-- Exercise requirements --
Where a record contains a picture, omit the picture and repeat the rest exactly.

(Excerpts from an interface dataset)

___

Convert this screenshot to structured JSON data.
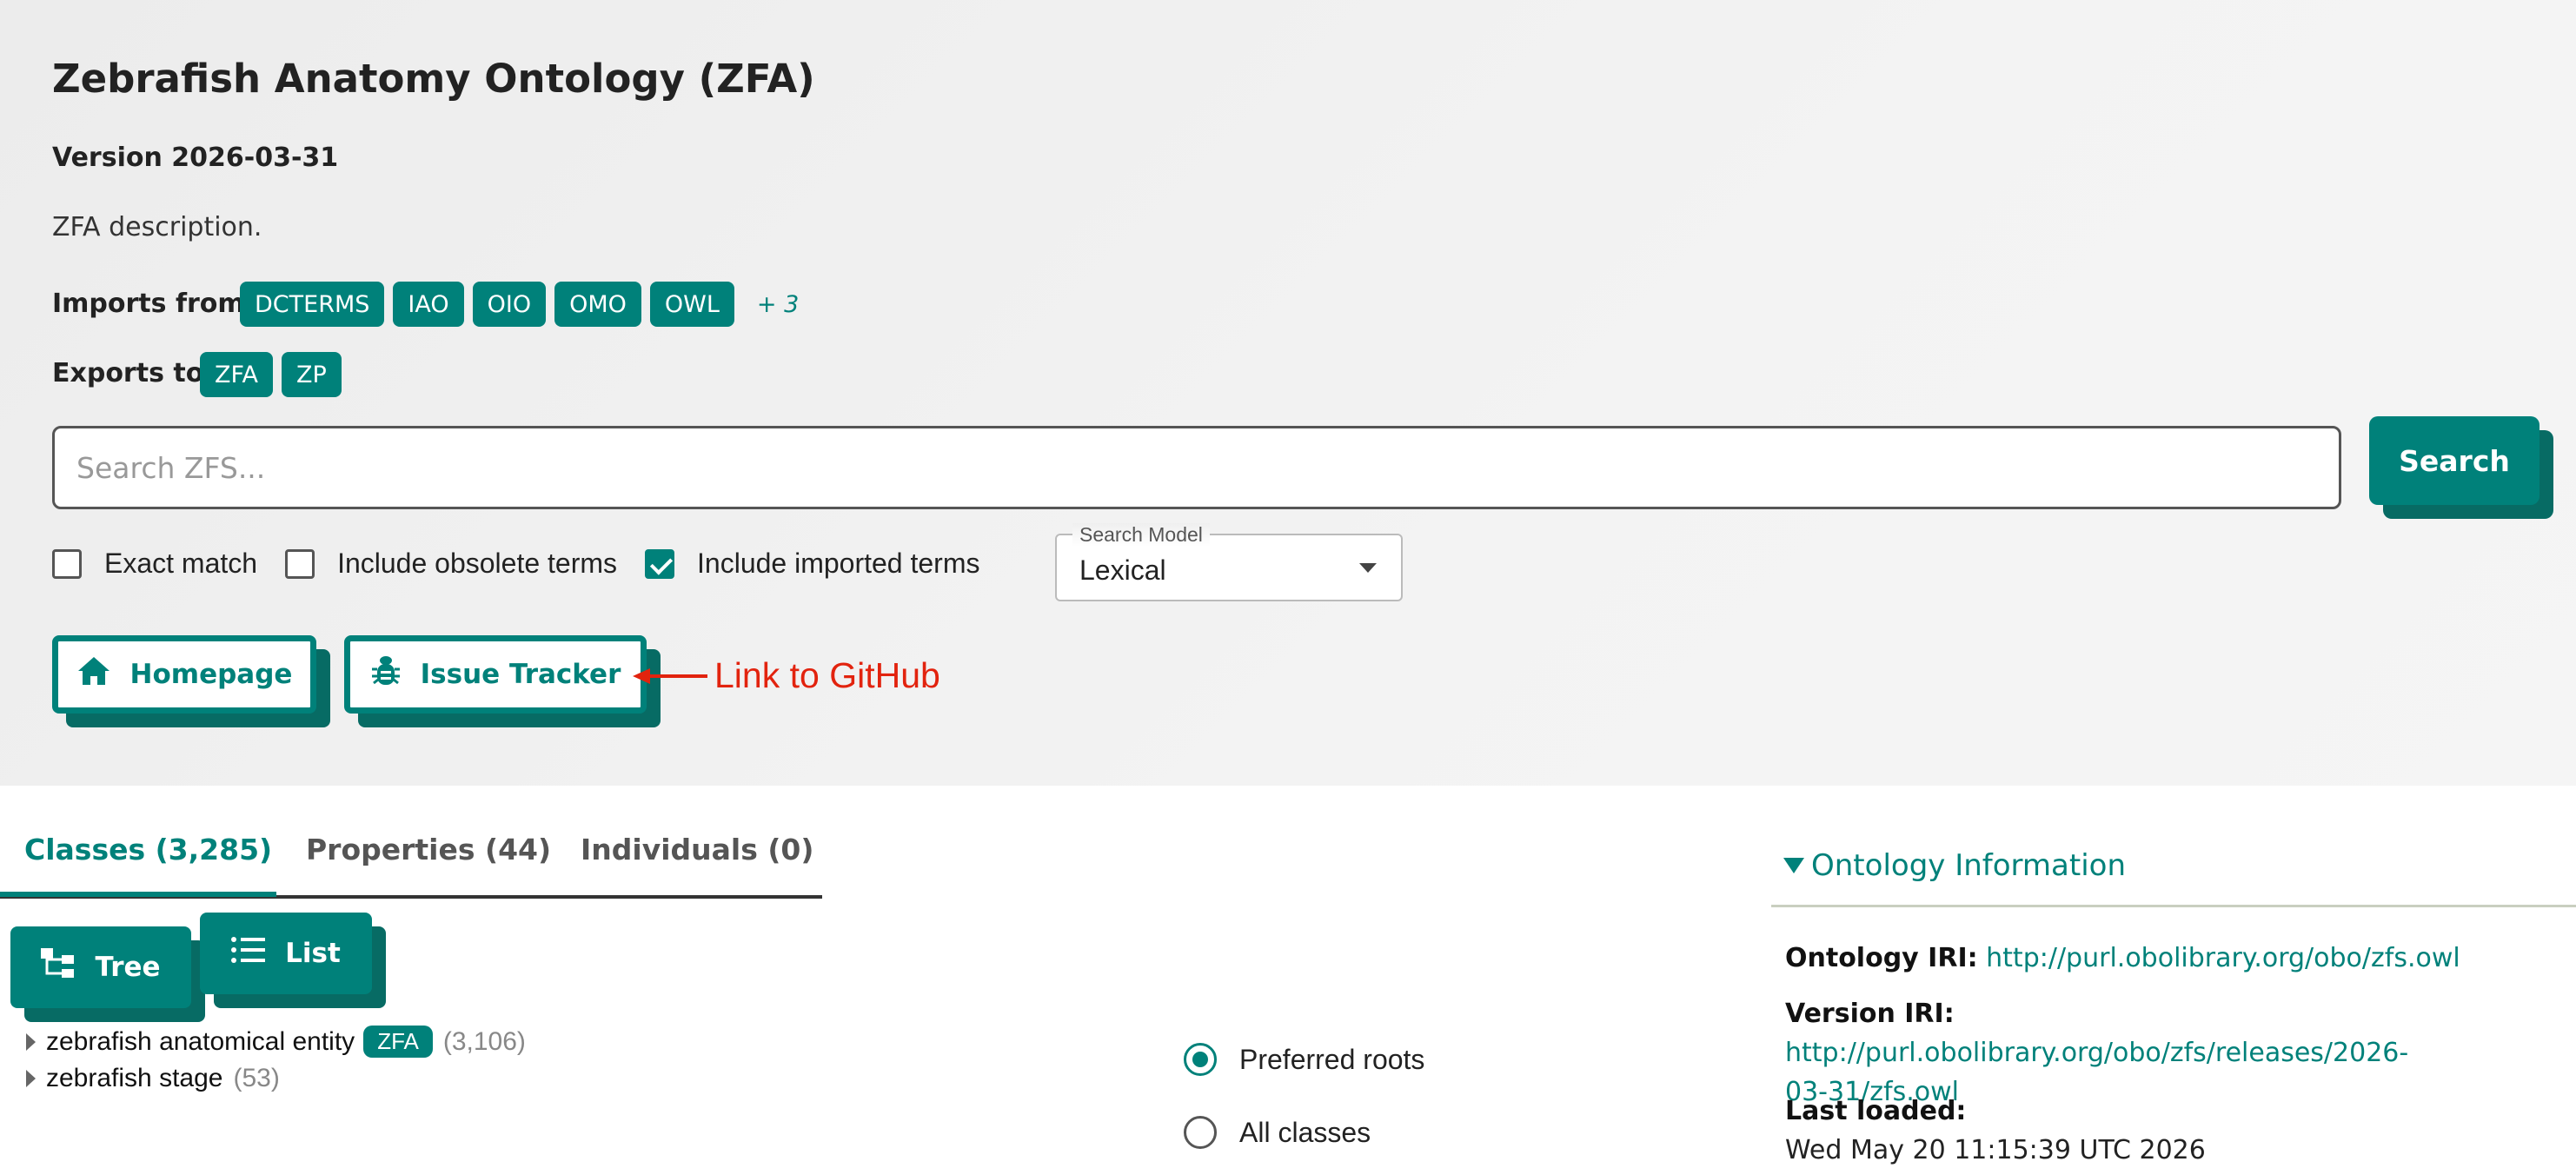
{
  "header": {
    "title": "Zebrafish Anatomy Ontology (ZFA)",
    "version": "Version 2026-03-31",
    "description": "ZFA description.",
    "imports_label": "Imports from",
    "imports": [
      "DCTERMS",
      "IAO",
      "OIO",
      "OMO",
      "OWL"
    ],
    "imports_more": "+ 3",
    "exports_label": "Exports to",
    "exports": [
      "ZFA",
      "ZP"
    ]
  },
  "search": {
    "placeholder": "Search ZFS...",
    "button_label": "Search",
    "options": [
      {
        "label": "Exact match",
        "checked": false
      },
      {
        "label": "Include obsolete terms",
        "checked": false
      },
      {
        "label": "Include imported terms",
        "checked": true
      }
    ],
    "model_label": "Search Model",
    "model_value": "Lexical"
  },
  "links": {
    "homepage_label": "Homepage",
    "homepage_icon": "home-icon",
    "issue_tracker_label": "Issue Tracker",
    "issue_tracker_icon": "bug-icon"
  },
  "annotation": {
    "text": "Link to GitHub",
    "color": "#e2230e"
  },
  "tabs": [
    {
      "label": "Classes (3,285)",
      "active": true
    },
    {
      "label": "Properties (44)",
      "active": false
    },
    {
      "label": "Individuals (0)",
      "active": false
    }
  ],
  "view": {
    "tree_label": "Tree",
    "list_label": "List"
  },
  "tree": [
    {
      "label": "zebrafish anatomical entity",
      "tag": "ZFA",
      "count": "(3,106)"
    },
    {
      "label": "zebrafish stage",
      "tag": "",
      "count": "(53)"
    }
  ],
  "roots": {
    "preferred": "Preferred roots",
    "all": "All classes",
    "selected": "preferred"
  },
  "ontology_info": {
    "heading": "Ontology Information",
    "iri_label": "Ontology IRI:",
    "iri": "http://purl.obolibrary.org/obo/zfs.owl",
    "version_iri_label": "Version IRI:",
    "version_iri_line1": "http://purl.obolibrary.org/obo/zfs/releases/2026-",
    "version_iri_line2": "03-31/zfs.owl",
    "last_loaded_label": "Last loaded:",
    "last_loaded": "Wed May 20 11:15:39 UTC 2026"
  },
  "colors": {
    "accent": "#00817a",
    "accent_shadow": "#076b64"
  }
}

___

-- Task response --
Convert this screenshot to structured JSON data.
{
  "header": {
    "title": "Zebrafish Anatomy Ontology (ZFA)",
    "version": "Version 2026-03-31",
    "description": "ZFA description.",
    "imports_label": "Imports from",
    "imports": [
      "DCTERMS",
      "IAO",
      "OIO",
      "OMO",
      "OWL"
    ],
    "imports_more": "+ 3",
    "exports_label": "Exports to",
    "exports": [
      "ZFA",
      "ZP"
    ]
  },
  "search": {
    "placeholder": "Search ZFS...",
    "button_label": "Search",
    "options": [
      {
        "label": "Exact match",
        "checked": false
      },
      {
        "label": "Include obsolete terms",
        "checked": false
      },
      {
        "label": "Include imported terms",
        "checked": true
      }
    ],
    "model_label": "Search Model",
    "model_value": "Lexical"
  },
  "links": {
    "homepage_label": "Homepage",
    "homepage_icon": "home-icon",
    "issue_tracker_label": "Issue Tracker",
    "issue_tracker_icon": "bug-icon"
  },
  "annotation": {
    "text": "Link to GitHub",
    "color": "#e2230e"
  },
  "tabs": [
    {
      "label": "Classes (3,285)",
      "active": true
    },
    {
      "label": "Properties (44)",
      "active": false
    },
    {
      "label": "Individuals (0)",
      "active": false
    }
  ],
  "view": {
    "tree_label": "Tree",
    "list_label": "List"
  },
  "tree": [
    {
      "label": "zebrafish anatomical entity",
      "tag": "ZFA",
      "count": "(3,106)"
    },
    {
      "label": "zebrafish stage",
      "tag": "",
      "count": "(53)"
    }
  ],
  "roots": {
    "preferred": "Preferred roots",
    "all": "All classes",
    "selected": "preferred"
  },
  "ontology_info": {
    "heading": "Ontology Information",
    "iri_label": "Ontology IRI:",
    "iri": "http://purl.obolibrary.org/obo/zfs.owl",
    "version_iri_label": "Version IRI:",
    "version_iri_line1": "http://purl.obolibrary.org/obo/zfs/releases/2026-",
    "version_iri_line2": "03-31/zfs.owl",
    "last_loaded_label": "Last loaded:",
    "last_loaded": "Wed May 20 11:15:39 UTC 2026"
  },
  "colors": {
    "accent": "#00817a",
    "accent_shadow": "#076b64"
  }
}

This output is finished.